A digital subscriber line--also known as "DSL"--is an always-on Internet connection typically used in a home environment. Since many DSL modems only come with one output port, it is necessary to use a network sharing device such as an Ethernet switch or DSL router to allow multiple computers access to the Internet.
A wireless DSL router allows both wired and wireless devices to share one connection from an Internet service provider (such as Windstream, AT&T or Qwest). However, the router must be configured to work in conjunction with a DSL modem.
Plug the DSL modem and DSL router each into a power outlet and turn both devices on. Plug one end of the first Ethernet patch cable into the "Computer" port on the DSL modem. Plug the other end of the first Ethernet patch cable into either the "Internet," "WAN" or "Uplink" port on the back of the router.
Plug one end of the second Ethernet patch cable into one of the free router ports. Plug the other end of the second Ethernet patch cable into the network adapter on the computer.
Turn on the computer and allow it to boot up. Place the router software CD into the CD-ROM drive and open the router software program setup wizard (double-click "Setup.exe" or "Autorun.exe," depending on the manufacturer).
Log into the router in the program setup wizard using the login name and password supplied by the manufacturer. Change the SSID (router name) and select a pass phrase for secure wireless networking (either WPA, WPA2 or WEP). Write this pass phrase down and keep it in a secure location. Log out of the router and close the program setup wizard.

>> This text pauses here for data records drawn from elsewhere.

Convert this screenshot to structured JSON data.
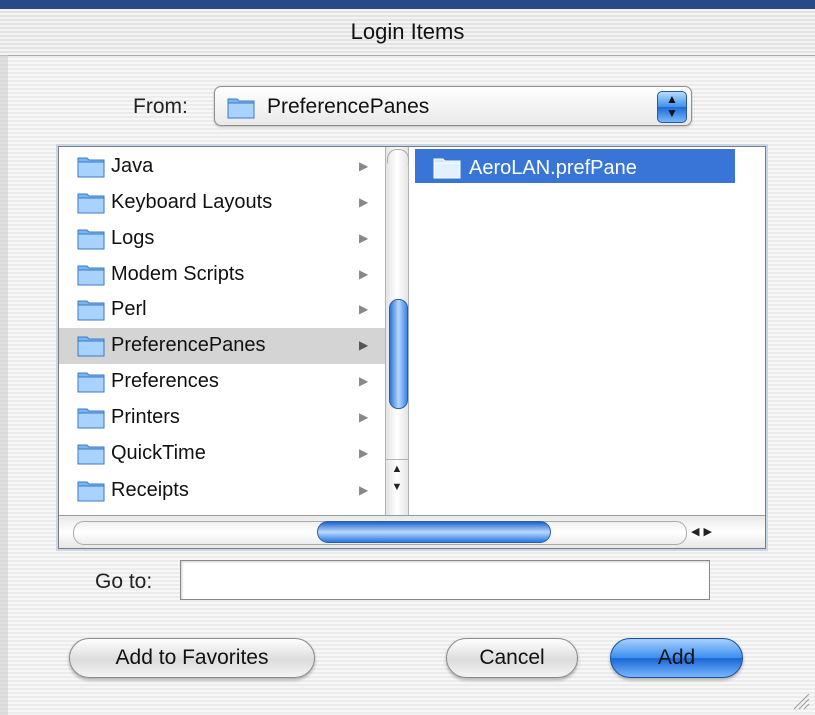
{
  "window": {
    "title": "Login Items"
  },
  "from": {
    "label": "From:",
    "selected": "PreferencePanes"
  },
  "column1": {
    "items": [
      {
        "name": "Java",
        "selected": false
      },
      {
        "name": "Keyboard Layouts",
        "selected": false
      },
      {
        "name": "Logs",
        "selected": false
      },
      {
        "name": "Modem Scripts",
        "selected": false
      },
      {
        "name": "Perl",
        "selected": false
      },
      {
        "name": "PreferencePanes",
        "selected": true
      },
      {
        "name": "Preferences",
        "selected": false
      },
      {
        "name": "Printers",
        "selected": false
      },
      {
        "name": "QuickTime",
        "selected": false
      },
      {
        "name": "Receipts",
        "selected": false
      }
    ]
  },
  "column2": {
    "items": [
      {
        "name": "AeroLAN.prefPane",
        "selected": true
      }
    ]
  },
  "goto": {
    "label": "Go to:",
    "value": ""
  },
  "buttons": {
    "favorites": "Add to Favorites",
    "cancel": "Cancel",
    "add": "Add"
  },
  "colors": {
    "selection": "#3875d7",
    "accent": "#2b76de",
    "title_rule": "#264b86"
  }
}
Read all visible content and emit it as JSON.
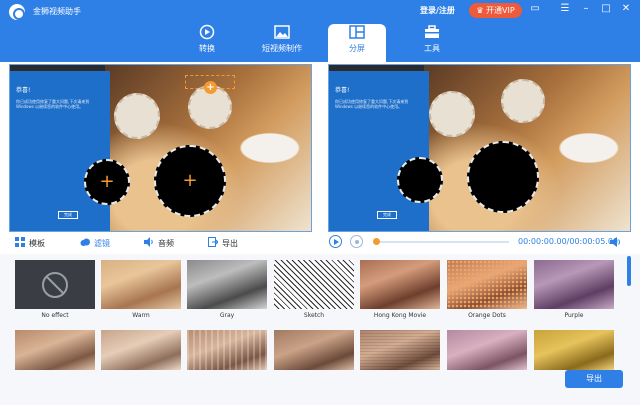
{
  "app": {
    "title": "金狮视频助手",
    "login": "登录/注册",
    "vip": "开通VIP"
  },
  "nav": [
    {
      "id": "convert",
      "label": "转换",
      "icon": "convert-icon"
    },
    {
      "id": "short-video",
      "label": "短视频制作",
      "icon": "image-icon"
    },
    {
      "id": "split-screen",
      "label": "分屏",
      "icon": "split-screen-icon",
      "active": true
    },
    {
      "id": "tools",
      "label": "工具",
      "icon": "toolbox-icon"
    }
  ],
  "preview": {
    "text_title": "恭喜!",
    "text_body": "你已成功使用修复了重大问题,下次请来到 Windows 以继续您的软件中心使用。",
    "button": "完成"
  },
  "toolbar": {
    "template": "模板",
    "filter": "滤镜",
    "audio": "音频",
    "export": "导出"
  },
  "player": {
    "time": "00:00:00.00/00:00:05.00",
    "progress": 0.0
  },
  "filters_row1": [
    "No effect",
    "Warm",
    "Gray",
    "Sketch",
    "Hong Kong Movie",
    "Orange Dots",
    "Purple"
  ],
  "filters_row2": [
    "",
    "",
    "",
    "",
    "",
    "",
    ""
  ],
  "export_button": "导出",
  "colors": {
    "brand": "#2e7fe6",
    "vip": "#ee5a3c",
    "accent": "#f39a30"
  }
}
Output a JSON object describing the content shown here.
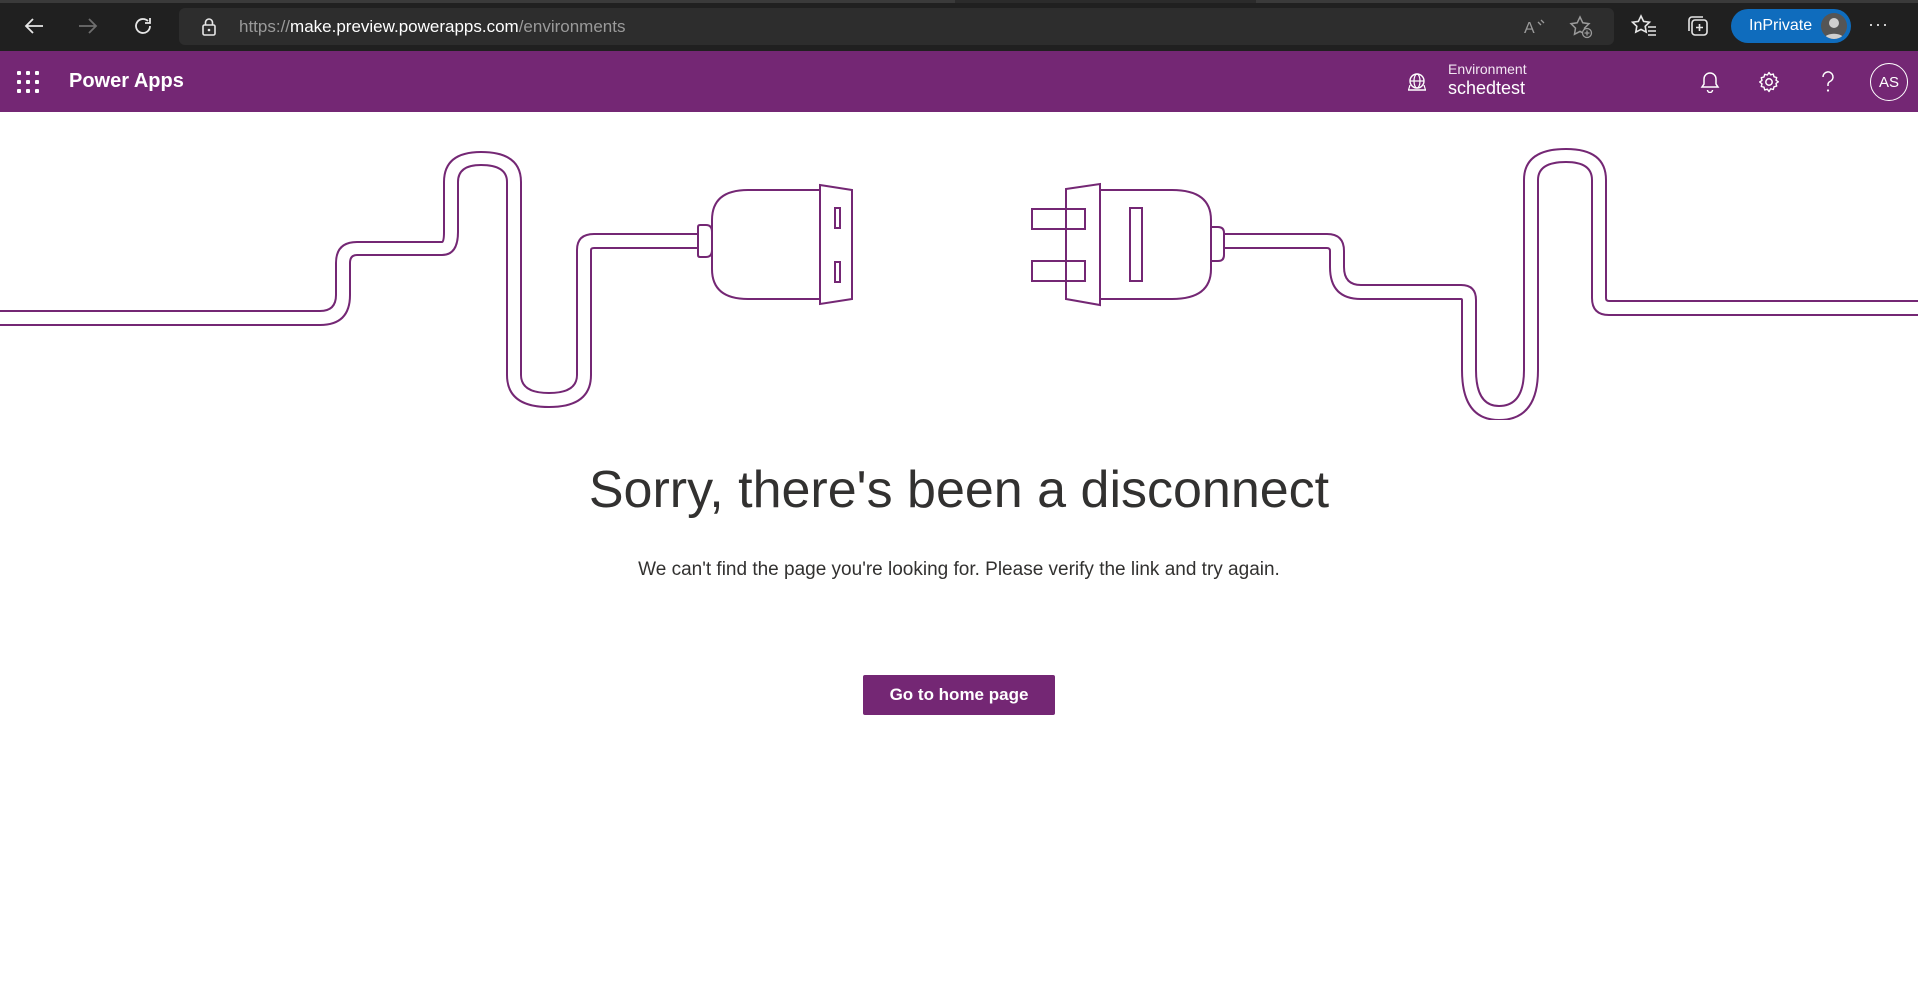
{
  "browser": {
    "url_scheme": "https://",
    "url_host": "make.preview.powerapps.com",
    "url_path": "/environments",
    "inprivate_label": "InPrivate",
    "icons": [
      "back-arrow-icon",
      "forward-arrow-icon",
      "refresh-icon",
      "lock-icon",
      "read-aloud-icon",
      "add-favorite-icon",
      "favorites-icon",
      "collections-icon",
      "more-icon"
    ]
  },
  "header": {
    "app_name": "Power Apps",
    "environment_label": "Environment",
    "environment_name": "schedtest",
    "user_initials": "AS",
    "brand_color": "#742774",
    "icons": [
      "waffle-icon",
      "environment-icon",
      "bell-icon",
      "gear-icon",
      "help-icon"
    ]
  },
  "error": {
    "title": "Sorry, there's been a disconnect",
    "message": "We can't find the page you're looking for. Please verify the link and try again.",
    "button_label": "Go to home page",
    "illustration": "unplugged-cable-illustration"
  }
}
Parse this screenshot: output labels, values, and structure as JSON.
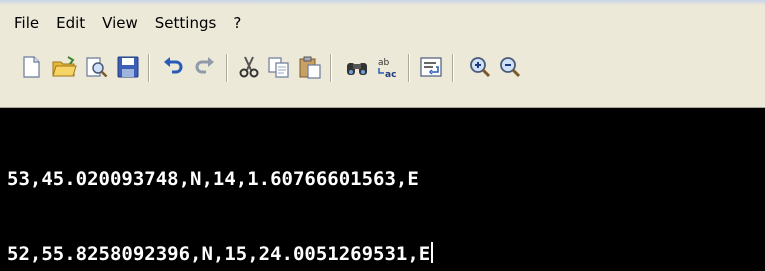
{
  "menu": {
    "items": [
      {
        "label": "File"
      },
      {
        "label": "Edit"
      },
      {
        "label": "View"
      },
      {
        "label": "Settings"
      },
      {
        "label": "?"
      }
    ]
  },
  "toolbar": {
    "buttons": [
      {
        "icon": "new-file-icon"
      },
      {
        "icon": "open-folder-icon"
      },
      {
        "icon": "print-preview-icon"
      },
      {
        "icon": "save-icon"
      },
      {
        "icon": "undo-icon"
      },
      {
        "icon": "redo-icon"
      },
      {
        "icon": "cut-icon"
      },
      {
        "icon": "copy-icon"
      },
      {
        "icon": "paste-icon"
      },
      {
        "icon": "find-icon"
      },
      {
        "icon": "replace-icon"
      },
      {
        "icon": "word-wrap-icon"
      },
      {
        "icon": "zoom-in-icon"
      },
      {
        "icon": "zoom-out-icon"
      }
    ]
  },
  "editor": {
    "lines": [
      "53,45.020093748,N,14,1.60766601563,E",
      "52,55.8258092396,N,15,24.0051269531,E"
    ]
  },
  "colors": {
    "chrome": "#ece9d8",
    "editor_background": "#000000",
    "editor_text": "#ffffff"
  }
}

Things You'll Need
Router software CD-ROM
Computer with wired Ethernet adapter
Two Category-5 (Cat5) Ethernet patch cables